(Source data)
------------------------------------------------------------------------
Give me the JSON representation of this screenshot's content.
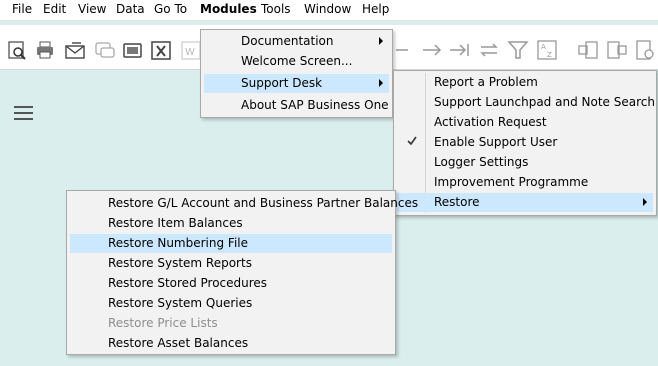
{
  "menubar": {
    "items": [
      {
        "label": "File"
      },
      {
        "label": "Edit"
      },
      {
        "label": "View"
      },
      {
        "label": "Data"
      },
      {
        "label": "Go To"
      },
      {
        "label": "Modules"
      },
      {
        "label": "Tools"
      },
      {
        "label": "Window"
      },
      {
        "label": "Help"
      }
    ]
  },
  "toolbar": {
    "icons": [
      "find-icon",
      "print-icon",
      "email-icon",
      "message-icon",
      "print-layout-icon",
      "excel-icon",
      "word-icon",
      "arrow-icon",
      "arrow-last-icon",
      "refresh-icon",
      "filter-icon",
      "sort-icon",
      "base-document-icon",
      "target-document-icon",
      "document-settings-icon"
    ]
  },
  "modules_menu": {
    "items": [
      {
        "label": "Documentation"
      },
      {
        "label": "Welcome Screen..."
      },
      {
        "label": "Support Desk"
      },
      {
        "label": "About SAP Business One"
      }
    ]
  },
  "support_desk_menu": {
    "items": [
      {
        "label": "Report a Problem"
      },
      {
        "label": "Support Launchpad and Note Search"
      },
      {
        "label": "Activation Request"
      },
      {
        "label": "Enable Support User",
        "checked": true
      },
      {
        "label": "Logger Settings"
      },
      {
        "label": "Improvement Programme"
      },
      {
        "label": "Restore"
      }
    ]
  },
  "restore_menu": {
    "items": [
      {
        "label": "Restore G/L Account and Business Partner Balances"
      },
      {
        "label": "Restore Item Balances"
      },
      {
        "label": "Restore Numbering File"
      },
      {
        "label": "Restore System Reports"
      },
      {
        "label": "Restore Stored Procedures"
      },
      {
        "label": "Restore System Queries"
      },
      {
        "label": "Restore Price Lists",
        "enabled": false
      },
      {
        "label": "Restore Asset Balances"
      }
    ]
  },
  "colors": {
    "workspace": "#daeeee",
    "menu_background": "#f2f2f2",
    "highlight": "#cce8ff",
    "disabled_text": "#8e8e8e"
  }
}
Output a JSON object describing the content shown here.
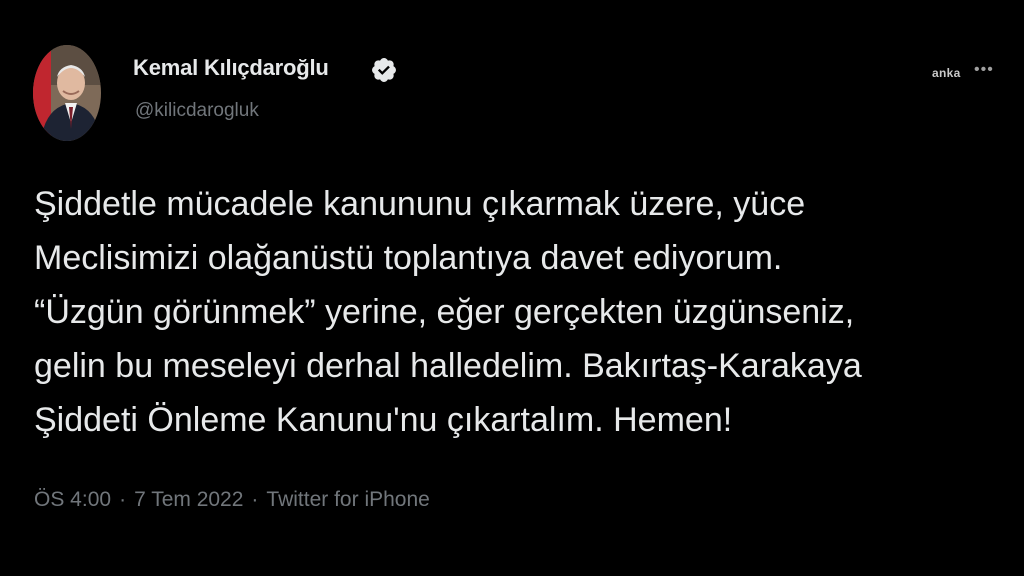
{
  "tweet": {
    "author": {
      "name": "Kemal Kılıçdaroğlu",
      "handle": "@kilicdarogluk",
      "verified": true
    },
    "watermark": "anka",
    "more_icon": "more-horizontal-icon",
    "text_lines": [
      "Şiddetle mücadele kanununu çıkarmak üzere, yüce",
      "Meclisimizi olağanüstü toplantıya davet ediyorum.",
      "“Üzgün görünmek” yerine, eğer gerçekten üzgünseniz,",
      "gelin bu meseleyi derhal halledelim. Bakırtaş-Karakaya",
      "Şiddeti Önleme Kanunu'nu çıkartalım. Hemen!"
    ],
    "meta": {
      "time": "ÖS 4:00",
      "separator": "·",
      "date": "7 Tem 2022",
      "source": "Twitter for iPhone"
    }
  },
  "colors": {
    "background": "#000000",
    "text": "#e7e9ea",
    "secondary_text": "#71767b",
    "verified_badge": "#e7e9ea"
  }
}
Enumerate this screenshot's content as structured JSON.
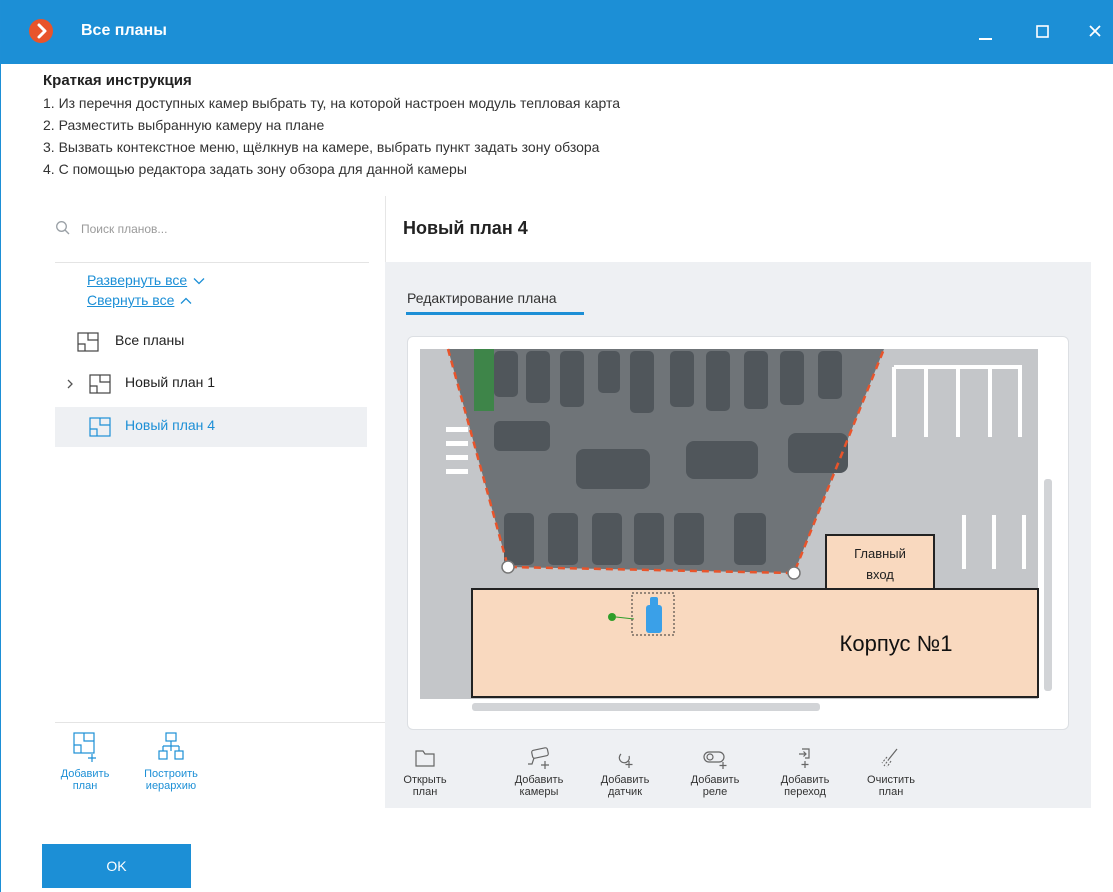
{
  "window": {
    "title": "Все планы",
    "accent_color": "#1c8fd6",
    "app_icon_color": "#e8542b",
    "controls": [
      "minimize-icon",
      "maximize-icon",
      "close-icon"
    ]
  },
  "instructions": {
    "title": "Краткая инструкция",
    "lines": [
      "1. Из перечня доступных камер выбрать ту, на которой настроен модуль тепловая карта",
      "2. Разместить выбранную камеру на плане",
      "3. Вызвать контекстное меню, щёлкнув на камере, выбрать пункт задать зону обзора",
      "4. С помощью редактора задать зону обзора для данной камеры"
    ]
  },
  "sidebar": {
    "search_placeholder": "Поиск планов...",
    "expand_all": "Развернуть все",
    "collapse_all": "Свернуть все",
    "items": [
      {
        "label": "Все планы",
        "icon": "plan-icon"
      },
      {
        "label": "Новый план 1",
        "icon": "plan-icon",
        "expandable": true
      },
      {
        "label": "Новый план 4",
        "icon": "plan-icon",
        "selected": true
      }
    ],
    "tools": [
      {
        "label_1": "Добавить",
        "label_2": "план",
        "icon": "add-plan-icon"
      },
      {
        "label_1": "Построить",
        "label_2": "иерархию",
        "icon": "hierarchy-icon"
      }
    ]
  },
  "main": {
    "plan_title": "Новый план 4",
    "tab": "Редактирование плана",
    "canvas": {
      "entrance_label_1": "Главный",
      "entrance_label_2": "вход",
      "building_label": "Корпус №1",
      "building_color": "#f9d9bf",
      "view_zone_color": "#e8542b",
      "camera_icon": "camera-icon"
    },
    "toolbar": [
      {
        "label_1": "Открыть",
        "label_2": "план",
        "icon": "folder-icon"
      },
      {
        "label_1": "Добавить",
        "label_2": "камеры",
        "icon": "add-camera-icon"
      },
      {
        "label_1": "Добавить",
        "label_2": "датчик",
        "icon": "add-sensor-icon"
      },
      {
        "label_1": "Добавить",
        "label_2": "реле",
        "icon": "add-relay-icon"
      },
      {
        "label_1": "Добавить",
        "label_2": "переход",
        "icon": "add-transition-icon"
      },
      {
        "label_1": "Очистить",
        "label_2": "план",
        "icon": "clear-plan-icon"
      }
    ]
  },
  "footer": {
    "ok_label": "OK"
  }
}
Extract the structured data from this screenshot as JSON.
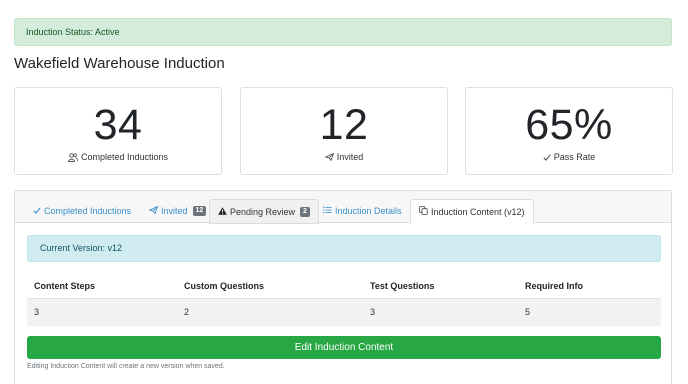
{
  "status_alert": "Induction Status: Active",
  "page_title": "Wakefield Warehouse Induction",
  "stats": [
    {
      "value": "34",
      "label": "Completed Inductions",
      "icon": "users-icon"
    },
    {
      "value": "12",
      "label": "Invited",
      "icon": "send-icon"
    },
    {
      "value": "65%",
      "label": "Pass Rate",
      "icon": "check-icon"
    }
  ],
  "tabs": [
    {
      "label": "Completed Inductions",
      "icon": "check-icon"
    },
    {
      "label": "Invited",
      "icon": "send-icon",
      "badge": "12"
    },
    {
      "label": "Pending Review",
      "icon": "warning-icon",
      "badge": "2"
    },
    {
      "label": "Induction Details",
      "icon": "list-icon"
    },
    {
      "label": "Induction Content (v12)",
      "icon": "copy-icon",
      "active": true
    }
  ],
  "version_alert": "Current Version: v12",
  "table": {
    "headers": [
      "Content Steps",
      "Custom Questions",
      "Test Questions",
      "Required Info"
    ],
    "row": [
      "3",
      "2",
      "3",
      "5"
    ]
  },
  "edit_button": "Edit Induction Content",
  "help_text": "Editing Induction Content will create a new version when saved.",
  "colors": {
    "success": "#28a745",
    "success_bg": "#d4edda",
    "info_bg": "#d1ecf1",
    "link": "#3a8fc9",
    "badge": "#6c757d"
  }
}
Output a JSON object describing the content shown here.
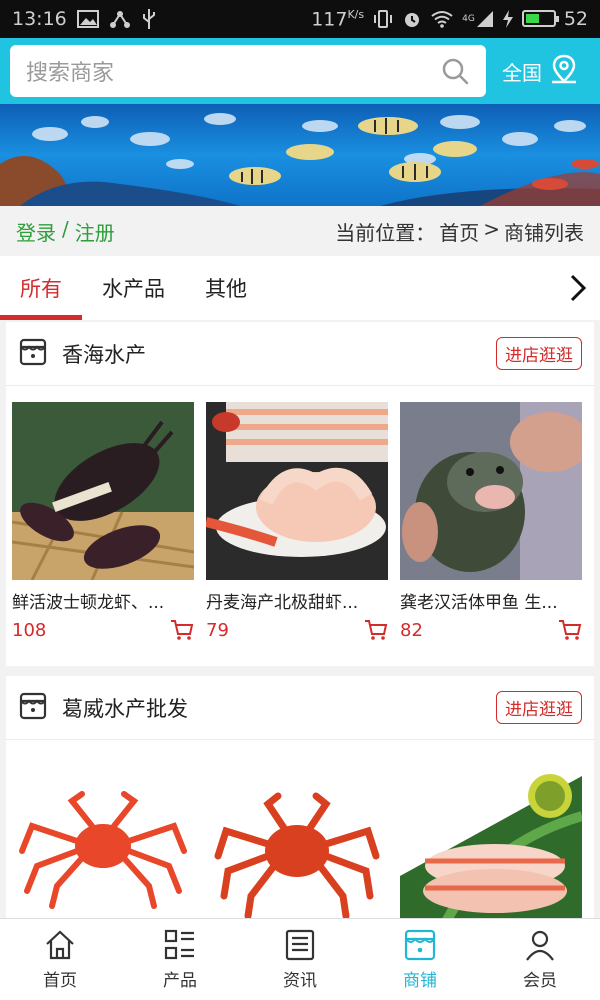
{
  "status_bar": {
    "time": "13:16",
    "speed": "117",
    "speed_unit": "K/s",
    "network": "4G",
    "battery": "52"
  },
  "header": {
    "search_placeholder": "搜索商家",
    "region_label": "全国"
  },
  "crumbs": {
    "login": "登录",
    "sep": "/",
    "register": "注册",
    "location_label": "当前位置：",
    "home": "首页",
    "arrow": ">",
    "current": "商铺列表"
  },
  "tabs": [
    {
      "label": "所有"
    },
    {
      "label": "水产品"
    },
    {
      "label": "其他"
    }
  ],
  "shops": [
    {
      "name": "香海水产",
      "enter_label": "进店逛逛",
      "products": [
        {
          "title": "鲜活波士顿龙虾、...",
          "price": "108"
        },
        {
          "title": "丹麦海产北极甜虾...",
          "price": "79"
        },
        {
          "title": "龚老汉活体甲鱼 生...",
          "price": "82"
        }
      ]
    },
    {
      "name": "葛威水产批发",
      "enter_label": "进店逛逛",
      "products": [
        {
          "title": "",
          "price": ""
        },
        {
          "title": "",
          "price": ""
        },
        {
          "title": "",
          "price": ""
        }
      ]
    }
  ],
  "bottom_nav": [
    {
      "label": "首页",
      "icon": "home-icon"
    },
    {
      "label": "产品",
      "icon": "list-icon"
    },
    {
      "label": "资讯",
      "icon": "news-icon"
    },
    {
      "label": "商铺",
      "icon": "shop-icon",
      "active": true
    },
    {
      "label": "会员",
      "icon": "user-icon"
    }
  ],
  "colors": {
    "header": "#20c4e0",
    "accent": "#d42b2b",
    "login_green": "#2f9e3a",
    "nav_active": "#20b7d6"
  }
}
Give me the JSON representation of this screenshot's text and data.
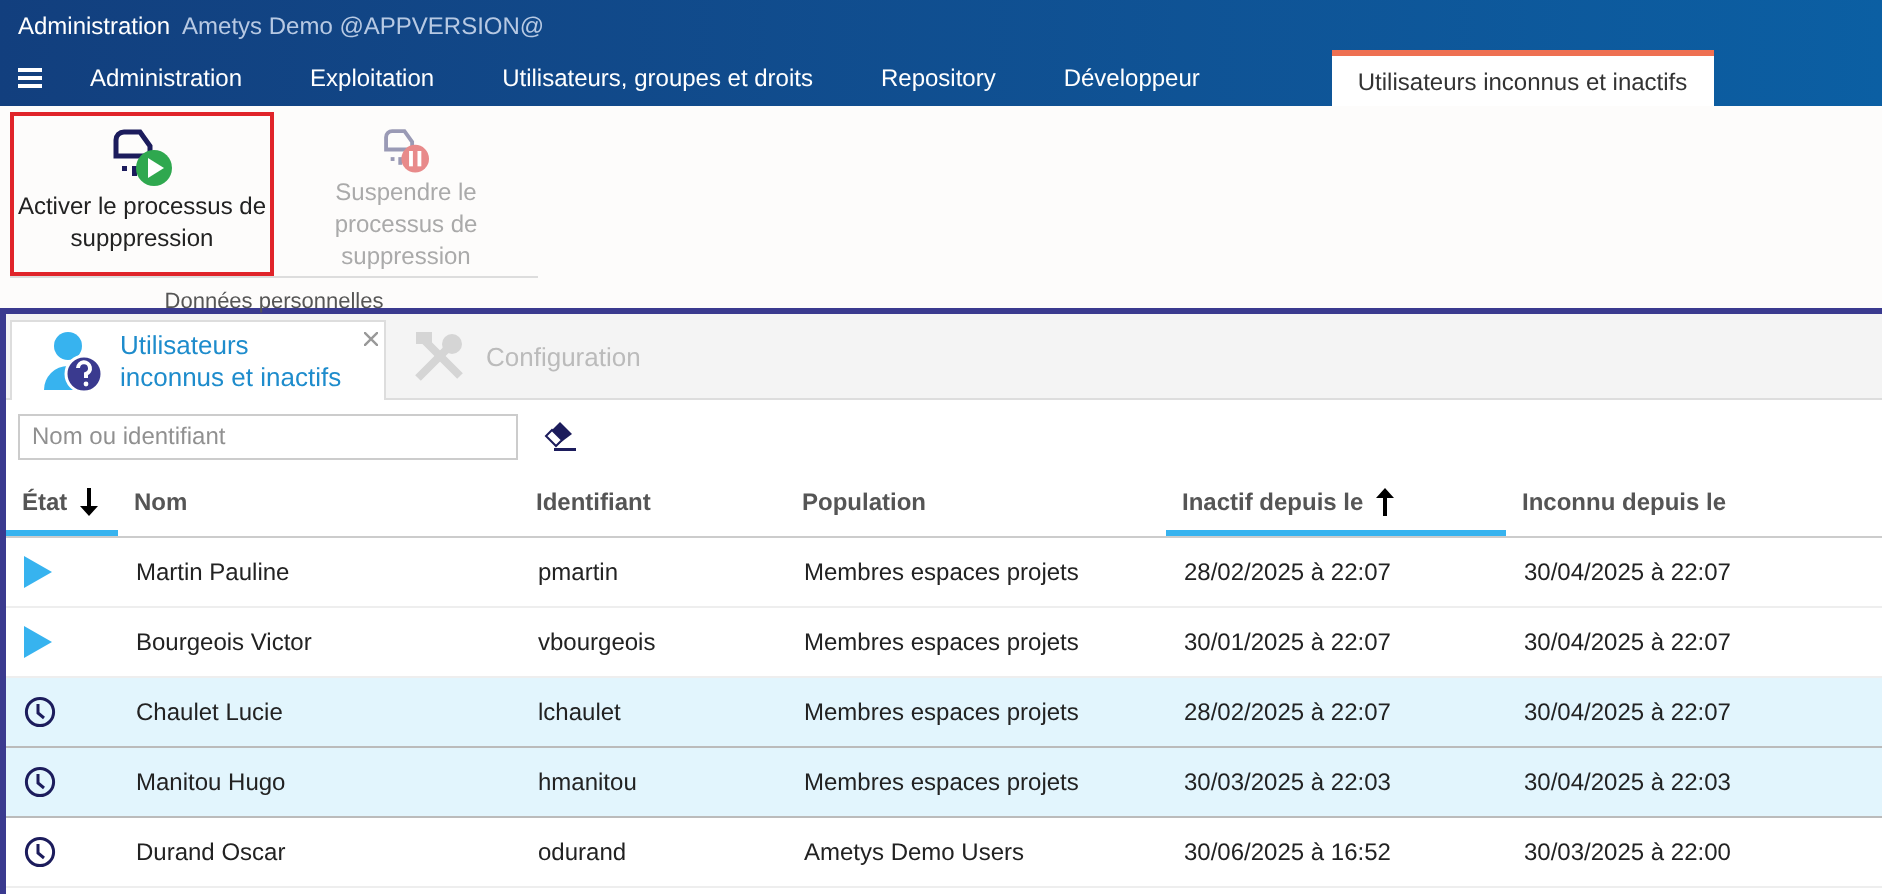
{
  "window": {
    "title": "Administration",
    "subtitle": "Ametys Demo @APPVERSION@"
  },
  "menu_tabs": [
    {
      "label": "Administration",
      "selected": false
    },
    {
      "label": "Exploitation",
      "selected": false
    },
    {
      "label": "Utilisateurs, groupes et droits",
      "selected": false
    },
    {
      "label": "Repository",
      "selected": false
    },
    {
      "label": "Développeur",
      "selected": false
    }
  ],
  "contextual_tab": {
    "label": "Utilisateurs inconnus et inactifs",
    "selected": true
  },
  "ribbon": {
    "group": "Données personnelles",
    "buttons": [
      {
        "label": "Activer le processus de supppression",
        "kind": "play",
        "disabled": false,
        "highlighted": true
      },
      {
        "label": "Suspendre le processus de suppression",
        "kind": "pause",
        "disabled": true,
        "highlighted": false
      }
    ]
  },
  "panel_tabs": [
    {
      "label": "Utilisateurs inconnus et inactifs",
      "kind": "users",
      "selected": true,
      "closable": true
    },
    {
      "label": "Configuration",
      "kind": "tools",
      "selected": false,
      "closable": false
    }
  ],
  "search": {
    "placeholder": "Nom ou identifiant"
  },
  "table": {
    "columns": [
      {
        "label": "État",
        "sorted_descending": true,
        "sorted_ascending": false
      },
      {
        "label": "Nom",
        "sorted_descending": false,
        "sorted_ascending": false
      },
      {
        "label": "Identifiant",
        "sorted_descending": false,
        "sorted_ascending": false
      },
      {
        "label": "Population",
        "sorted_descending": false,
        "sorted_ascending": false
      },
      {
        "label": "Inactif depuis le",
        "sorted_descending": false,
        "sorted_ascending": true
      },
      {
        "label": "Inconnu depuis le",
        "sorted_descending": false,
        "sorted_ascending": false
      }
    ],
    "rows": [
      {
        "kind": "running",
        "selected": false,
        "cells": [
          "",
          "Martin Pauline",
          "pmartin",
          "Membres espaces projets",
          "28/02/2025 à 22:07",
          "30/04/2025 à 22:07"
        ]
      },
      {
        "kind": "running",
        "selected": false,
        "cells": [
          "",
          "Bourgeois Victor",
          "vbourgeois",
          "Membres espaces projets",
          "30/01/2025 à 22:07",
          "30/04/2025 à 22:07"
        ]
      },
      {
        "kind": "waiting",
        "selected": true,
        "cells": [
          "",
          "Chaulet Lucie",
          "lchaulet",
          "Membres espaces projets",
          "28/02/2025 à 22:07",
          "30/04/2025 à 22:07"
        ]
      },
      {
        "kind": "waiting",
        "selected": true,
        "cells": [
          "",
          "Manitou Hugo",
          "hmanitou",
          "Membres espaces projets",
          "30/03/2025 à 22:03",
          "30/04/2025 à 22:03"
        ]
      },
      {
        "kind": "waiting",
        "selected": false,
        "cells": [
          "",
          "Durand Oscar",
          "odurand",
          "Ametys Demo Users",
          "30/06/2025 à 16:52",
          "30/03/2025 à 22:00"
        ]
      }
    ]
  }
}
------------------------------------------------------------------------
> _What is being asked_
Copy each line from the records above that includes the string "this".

> _Solved problem_
Give me the JSON representation of this screenshot's content.
Enumerate this screenshot's content as structured JSON.
Extract the structured data from this screenshot as JSON.
Give me the JSON representation of this screenshot's text and data.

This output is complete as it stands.